▸ **WHAT YOU NEED TO DO**
Look over the lines below. Report each one that includes the string "Pangkat".

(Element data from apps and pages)
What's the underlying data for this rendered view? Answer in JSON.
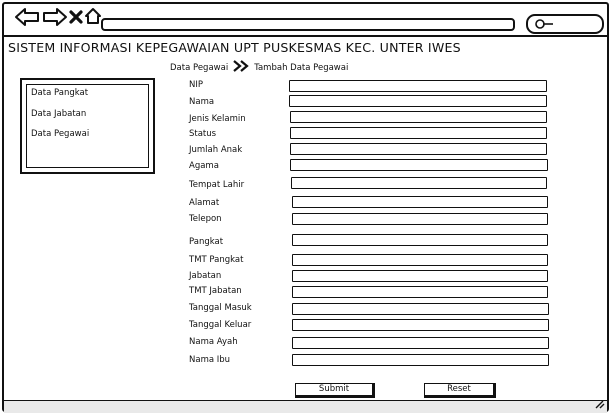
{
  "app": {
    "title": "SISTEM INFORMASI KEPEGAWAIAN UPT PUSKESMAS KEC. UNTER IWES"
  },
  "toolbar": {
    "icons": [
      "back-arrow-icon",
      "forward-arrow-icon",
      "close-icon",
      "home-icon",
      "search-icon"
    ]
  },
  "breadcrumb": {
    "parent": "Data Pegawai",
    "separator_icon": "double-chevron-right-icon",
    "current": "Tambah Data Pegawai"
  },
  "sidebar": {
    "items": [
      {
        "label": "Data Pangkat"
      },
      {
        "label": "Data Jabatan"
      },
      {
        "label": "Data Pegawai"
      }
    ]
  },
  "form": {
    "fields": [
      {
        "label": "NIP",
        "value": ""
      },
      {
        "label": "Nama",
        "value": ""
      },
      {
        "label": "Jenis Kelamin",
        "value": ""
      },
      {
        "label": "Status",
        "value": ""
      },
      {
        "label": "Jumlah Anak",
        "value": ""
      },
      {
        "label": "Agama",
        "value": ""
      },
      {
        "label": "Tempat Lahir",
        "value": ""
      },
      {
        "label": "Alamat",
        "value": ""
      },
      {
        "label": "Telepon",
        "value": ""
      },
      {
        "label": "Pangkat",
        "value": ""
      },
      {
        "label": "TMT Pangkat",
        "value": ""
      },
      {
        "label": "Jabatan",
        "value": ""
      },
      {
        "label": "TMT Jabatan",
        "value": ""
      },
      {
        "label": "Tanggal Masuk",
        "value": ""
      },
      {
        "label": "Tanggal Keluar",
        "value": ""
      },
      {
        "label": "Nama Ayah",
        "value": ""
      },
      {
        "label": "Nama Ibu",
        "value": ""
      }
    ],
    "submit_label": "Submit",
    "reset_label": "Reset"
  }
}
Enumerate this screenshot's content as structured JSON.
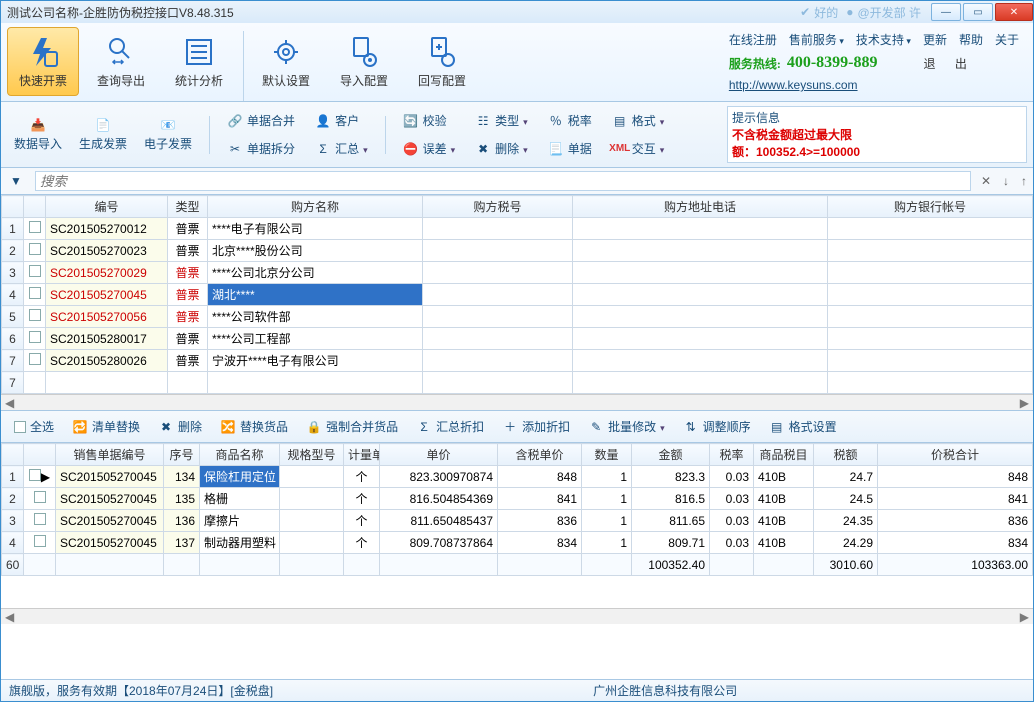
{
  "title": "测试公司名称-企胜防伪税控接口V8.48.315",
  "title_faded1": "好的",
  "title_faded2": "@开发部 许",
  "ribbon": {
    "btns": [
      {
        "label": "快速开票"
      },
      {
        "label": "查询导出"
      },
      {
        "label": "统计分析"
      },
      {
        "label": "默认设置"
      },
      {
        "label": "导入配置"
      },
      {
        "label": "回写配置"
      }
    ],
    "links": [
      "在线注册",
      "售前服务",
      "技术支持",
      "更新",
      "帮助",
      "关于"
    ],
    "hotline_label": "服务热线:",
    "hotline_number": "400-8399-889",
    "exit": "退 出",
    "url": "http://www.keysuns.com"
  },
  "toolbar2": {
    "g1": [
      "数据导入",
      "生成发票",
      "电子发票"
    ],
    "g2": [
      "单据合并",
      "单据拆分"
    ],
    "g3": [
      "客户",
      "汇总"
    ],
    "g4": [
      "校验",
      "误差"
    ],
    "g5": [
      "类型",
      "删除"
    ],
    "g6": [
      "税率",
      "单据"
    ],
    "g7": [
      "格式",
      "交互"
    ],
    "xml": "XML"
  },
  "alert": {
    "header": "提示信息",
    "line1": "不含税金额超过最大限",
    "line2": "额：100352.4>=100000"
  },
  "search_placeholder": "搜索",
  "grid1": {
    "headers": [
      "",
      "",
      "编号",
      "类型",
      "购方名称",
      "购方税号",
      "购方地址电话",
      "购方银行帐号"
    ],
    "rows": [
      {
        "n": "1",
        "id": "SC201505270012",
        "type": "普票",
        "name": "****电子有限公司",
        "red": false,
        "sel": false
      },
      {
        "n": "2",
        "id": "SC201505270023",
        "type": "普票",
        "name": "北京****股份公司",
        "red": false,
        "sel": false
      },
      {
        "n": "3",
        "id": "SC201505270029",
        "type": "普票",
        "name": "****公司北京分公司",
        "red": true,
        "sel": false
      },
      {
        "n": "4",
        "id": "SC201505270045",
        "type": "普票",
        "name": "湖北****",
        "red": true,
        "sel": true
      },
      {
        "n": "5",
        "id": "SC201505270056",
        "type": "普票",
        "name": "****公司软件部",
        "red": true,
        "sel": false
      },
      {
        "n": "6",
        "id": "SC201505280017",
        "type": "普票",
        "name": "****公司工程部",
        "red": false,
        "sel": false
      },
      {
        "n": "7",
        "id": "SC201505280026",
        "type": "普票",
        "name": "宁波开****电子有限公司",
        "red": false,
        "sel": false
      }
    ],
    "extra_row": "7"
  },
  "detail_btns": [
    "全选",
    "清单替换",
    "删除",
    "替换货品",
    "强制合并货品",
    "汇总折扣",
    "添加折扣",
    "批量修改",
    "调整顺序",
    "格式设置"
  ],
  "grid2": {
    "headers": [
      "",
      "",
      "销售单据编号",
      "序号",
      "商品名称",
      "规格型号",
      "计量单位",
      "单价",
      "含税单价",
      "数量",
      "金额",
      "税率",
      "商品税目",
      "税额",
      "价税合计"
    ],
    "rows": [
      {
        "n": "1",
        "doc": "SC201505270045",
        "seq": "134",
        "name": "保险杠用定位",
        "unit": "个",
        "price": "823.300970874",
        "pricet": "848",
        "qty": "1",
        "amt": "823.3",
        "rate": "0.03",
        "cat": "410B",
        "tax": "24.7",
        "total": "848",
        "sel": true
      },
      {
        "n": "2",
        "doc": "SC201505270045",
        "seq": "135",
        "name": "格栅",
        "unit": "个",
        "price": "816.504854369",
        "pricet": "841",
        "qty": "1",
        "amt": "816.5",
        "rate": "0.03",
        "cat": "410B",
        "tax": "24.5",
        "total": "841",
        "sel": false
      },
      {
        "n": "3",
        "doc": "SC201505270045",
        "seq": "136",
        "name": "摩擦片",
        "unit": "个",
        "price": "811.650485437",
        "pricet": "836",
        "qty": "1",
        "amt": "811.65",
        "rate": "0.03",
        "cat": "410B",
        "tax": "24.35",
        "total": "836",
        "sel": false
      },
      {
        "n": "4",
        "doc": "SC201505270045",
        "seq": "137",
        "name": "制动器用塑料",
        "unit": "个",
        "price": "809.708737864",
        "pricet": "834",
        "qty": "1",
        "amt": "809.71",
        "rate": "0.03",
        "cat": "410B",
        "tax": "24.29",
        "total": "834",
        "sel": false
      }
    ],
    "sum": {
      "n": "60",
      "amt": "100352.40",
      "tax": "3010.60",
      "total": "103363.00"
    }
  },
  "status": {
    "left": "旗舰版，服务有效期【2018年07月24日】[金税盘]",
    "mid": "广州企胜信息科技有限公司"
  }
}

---

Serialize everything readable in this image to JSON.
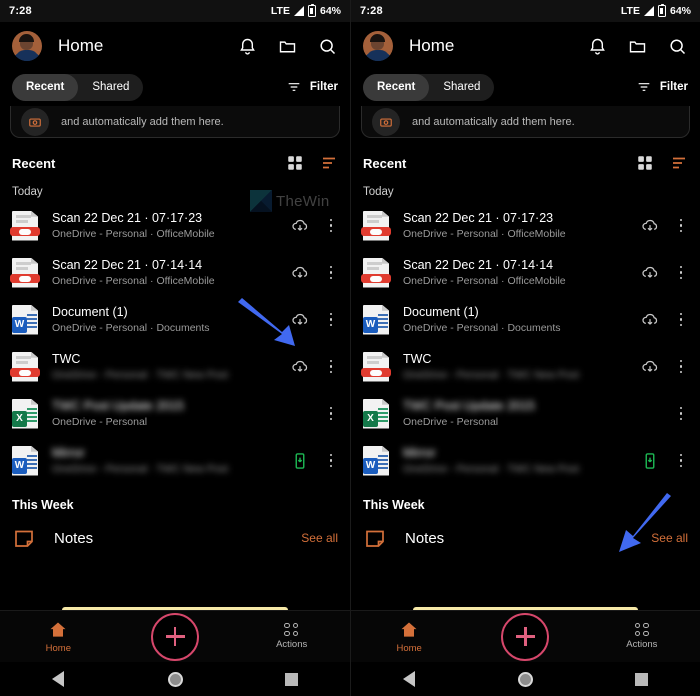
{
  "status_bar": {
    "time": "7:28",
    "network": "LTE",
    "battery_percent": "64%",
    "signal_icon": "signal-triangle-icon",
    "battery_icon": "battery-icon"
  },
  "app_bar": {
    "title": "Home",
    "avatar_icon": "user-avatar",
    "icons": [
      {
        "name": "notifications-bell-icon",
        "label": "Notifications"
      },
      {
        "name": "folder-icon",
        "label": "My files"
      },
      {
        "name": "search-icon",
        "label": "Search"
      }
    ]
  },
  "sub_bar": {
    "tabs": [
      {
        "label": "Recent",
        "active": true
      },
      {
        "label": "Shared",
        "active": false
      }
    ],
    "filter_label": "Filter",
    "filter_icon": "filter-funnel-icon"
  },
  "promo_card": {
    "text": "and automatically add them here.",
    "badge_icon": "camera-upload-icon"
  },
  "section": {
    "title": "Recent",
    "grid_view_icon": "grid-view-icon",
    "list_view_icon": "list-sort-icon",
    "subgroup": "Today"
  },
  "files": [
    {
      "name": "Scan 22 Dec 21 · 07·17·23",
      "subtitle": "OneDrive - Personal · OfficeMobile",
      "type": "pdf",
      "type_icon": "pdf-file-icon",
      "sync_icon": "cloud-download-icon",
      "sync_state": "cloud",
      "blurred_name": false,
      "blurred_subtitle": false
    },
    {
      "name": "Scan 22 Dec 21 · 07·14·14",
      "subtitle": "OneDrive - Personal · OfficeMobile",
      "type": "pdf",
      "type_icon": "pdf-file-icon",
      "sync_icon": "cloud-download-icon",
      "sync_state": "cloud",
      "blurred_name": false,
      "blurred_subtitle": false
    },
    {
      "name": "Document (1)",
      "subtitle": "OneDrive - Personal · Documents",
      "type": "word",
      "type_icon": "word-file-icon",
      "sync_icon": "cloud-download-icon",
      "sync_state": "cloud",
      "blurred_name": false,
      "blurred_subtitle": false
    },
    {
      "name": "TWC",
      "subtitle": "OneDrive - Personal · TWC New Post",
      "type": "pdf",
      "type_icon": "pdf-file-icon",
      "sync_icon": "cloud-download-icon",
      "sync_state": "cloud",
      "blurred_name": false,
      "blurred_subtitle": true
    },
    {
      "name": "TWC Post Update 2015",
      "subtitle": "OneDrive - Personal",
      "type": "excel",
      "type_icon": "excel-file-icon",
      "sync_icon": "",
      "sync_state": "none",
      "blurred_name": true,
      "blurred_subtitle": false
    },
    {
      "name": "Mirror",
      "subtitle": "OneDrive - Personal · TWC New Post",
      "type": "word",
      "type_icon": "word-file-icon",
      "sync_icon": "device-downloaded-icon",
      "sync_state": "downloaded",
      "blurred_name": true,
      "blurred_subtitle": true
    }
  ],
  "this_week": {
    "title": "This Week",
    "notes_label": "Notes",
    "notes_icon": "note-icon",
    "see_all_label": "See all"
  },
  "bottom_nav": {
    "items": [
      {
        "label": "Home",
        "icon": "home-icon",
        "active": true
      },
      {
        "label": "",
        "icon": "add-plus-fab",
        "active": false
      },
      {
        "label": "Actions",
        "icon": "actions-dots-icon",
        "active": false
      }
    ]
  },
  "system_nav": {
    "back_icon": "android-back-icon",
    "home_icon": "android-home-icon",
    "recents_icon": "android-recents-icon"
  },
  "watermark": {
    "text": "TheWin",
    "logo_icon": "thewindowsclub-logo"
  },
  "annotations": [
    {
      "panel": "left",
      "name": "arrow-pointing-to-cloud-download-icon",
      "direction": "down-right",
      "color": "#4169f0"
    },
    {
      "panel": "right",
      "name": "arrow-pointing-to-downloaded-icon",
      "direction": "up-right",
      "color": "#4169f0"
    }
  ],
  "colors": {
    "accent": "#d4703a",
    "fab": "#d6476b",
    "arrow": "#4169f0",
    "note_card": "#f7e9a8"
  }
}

▸ **THE ANSWER**
        "label": "Data Pangkat"
        "label": "Pangkat",
        "label": "TMT Pangkat",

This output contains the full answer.